If you care about durability, steel is the obvious route to take. It’s practically indestructible, though you will have to deal with the added weight that comes with that durability. Aluminum isn’t nearly as durable as steel, but it still holds up very well in most cases. It’s also relatively cheap and lightweight, making it my top pick for everything short of a glamping tent or cabin tent, where steel would make more sense.
Fiberglass is the cheapest of them all, but it’s also the most flimsy, so I can’t say I’m a huge fan. It splinters in cold weather, and strong wind gusts won’t have too much trouble breaking them.
Modern tents are almost exclusively made out of synthetics, like polyester and nylon. However, there are some larger camping and glamping tents that make use of canvas as well, so we’ll talk about both of these materials.
Canvas is thick and heavy, so it’s not suitable for backpacking or any sort of camping where you need to carry it long distances. However, in terms of durability, it outclasses any of the synthetics by a long shot. And since canvas tents usually have steel poles, they create the closest thing to a permanent shelter that you’ll find in a tent.
So, how long do canvas tents last? From my experience, a well-maintained canvas tent could last your entire lifetime. At the very least, 20-40 years would be a reasonable expectation, depending on how much use the tent gets.
On the other hand, synthetics aren’t nearly as sturdy, but they are easier to transport.

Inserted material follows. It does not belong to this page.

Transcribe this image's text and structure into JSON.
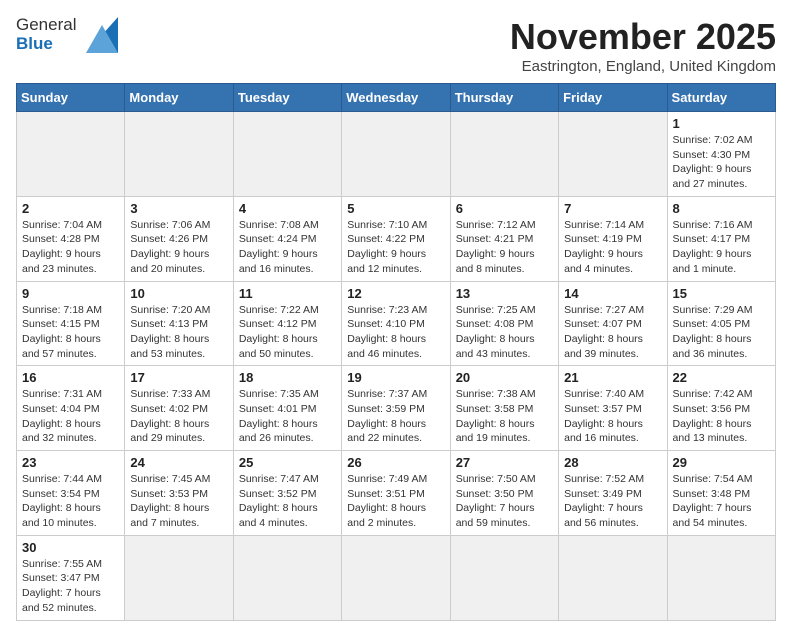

You can generally get a feel for the durability of polyester and nylon by looking at the denier of the fabric, which is listed in the specs of most tents you find online.
Denier refers to the thickness of the threads used in a fabric, with a higher denier equating to a thicker thread. Naturally, thicker threads are more durable (and heavy), which means that they’ll last longer than low denier fabrics.
How to Take Care of Your Tent
How long a tent lasts is directly related to how well you take care of it. To get the most life out of your shelter, there are some things that you can do to minimize wear and tear.
I mentioned it briefly earlier in this article, but one of the best things you can do for your tent is to put it on top of a footprint. In case you don’t know what a footprint is, it’s just a simple tarp that goes under your tent. Not only does it reduce wear and tear by providing a barrier between the tent floor and the ground, but it also works to keep water from coming into the tent as well.
Be gentle with your tent in the way you use it as well. Don’t be rough on the zippers, try not to wear shoes inside, and be sure to clean it properly when you’re done with it. And when it comes time to store the tent, make sure it’s loosely rolled, and placed in a dark, dry location. As mentioned earlier, sunlight and water are going to degrade the tent more quickly, and that’s true when you’re at the campsite and when you’re at home.
When is it Time to Say Goodbye?
But, at the end of the day, tents aren’t immortal. At some point, even if you take exceptional care of them, they’ll need to be retired. It can be a tough decision to make, especially if you’re fond of your tent or you’re on a tight budget, but there are some guideposts to follow to help you make the right decision.
First off, can you repair your tent? Small holes and tears can be patched up without degrading the integrity of your tent. It’s a cheap way to extend the life of your shelter, and should allow you to finish off the current camping season, if not see you through the next as well.
The same can be said for your poles, as small cracks in these can also be repaired. If you find that your tent is starting to leak in heavy rain showers, a simple fix is to apply a coat of waterproofing spray.
However, these are simple fixes for simple problems. For more severe damage, there’s not much you can do, other than say your goodbyes and move onto the next tent. Trying to camp in a damaged tent can be uncomfortable at best and dangerous at worst, so I would recommend erring on the side of caution. If it’s too much hassle to fix, it’s time to get a new shelter.